Exercise brief ▸ Search the records that follow and extract every line containing the string "only".
---------- Source records
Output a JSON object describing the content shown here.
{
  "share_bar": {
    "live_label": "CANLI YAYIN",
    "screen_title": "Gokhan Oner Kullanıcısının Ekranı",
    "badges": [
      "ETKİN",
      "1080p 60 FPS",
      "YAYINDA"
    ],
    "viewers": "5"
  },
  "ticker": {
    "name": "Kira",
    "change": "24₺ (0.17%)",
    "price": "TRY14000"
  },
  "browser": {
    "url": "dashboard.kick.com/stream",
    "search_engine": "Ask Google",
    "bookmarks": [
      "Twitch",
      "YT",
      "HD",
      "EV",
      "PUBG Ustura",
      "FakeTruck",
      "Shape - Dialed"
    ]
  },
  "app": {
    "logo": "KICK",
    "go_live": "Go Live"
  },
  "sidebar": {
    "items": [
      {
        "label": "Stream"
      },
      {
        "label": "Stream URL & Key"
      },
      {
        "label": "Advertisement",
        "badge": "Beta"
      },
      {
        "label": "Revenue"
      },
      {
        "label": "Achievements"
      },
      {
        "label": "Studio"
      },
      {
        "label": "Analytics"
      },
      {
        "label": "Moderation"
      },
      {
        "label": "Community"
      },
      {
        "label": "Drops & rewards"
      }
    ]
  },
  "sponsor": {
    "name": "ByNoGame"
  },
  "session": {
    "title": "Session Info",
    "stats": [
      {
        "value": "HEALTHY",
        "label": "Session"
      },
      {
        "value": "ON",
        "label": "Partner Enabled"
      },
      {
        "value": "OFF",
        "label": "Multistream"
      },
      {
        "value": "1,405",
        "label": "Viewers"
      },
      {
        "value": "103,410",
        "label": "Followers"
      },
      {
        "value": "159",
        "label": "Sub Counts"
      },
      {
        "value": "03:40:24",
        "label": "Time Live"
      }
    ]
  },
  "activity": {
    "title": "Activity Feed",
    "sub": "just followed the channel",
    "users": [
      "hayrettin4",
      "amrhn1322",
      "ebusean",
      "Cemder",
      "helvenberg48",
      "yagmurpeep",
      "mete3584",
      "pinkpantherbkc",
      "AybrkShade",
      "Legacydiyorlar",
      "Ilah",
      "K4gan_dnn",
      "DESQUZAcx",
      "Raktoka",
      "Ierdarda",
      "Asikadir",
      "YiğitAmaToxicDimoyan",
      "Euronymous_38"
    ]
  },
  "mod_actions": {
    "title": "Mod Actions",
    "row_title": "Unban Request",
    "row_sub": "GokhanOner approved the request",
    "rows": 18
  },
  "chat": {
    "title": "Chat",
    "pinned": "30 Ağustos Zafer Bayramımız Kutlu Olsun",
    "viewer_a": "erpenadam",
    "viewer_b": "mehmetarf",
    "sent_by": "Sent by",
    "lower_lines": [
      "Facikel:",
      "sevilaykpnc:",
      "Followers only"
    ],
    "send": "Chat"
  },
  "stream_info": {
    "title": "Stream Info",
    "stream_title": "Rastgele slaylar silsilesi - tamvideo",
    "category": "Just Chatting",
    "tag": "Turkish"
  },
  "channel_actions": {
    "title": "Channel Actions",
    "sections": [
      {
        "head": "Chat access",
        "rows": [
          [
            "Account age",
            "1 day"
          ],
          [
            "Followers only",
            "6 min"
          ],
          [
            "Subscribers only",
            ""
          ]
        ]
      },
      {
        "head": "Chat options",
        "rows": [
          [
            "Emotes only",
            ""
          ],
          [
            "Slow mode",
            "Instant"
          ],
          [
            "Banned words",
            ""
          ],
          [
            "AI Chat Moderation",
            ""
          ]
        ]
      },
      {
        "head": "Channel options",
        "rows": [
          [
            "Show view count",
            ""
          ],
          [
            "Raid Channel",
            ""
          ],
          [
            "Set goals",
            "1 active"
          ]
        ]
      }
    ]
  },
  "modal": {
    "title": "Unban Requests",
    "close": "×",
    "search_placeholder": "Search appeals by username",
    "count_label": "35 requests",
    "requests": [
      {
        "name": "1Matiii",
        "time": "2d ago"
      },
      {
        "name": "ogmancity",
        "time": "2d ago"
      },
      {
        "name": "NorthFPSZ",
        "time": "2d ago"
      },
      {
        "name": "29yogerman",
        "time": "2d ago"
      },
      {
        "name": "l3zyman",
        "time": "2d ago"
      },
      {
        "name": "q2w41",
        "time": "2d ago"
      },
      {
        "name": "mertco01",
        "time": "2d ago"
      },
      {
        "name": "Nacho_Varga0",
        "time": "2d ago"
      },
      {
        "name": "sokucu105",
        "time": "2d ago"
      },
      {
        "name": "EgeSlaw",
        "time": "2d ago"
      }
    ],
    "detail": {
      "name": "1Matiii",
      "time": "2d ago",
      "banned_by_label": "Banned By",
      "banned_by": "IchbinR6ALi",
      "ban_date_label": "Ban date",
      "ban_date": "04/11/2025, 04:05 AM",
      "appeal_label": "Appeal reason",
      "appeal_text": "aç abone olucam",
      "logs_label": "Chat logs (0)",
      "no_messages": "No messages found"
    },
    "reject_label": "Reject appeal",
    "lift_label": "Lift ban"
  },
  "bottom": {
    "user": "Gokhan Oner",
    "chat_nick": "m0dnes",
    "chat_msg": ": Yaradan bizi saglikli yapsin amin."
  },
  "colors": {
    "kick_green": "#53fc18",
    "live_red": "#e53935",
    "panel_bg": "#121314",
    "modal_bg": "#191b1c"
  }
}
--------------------
Response below ▸
      "Followers only"
            "Followers only",
            "Subscribers only",
            "Emotes only",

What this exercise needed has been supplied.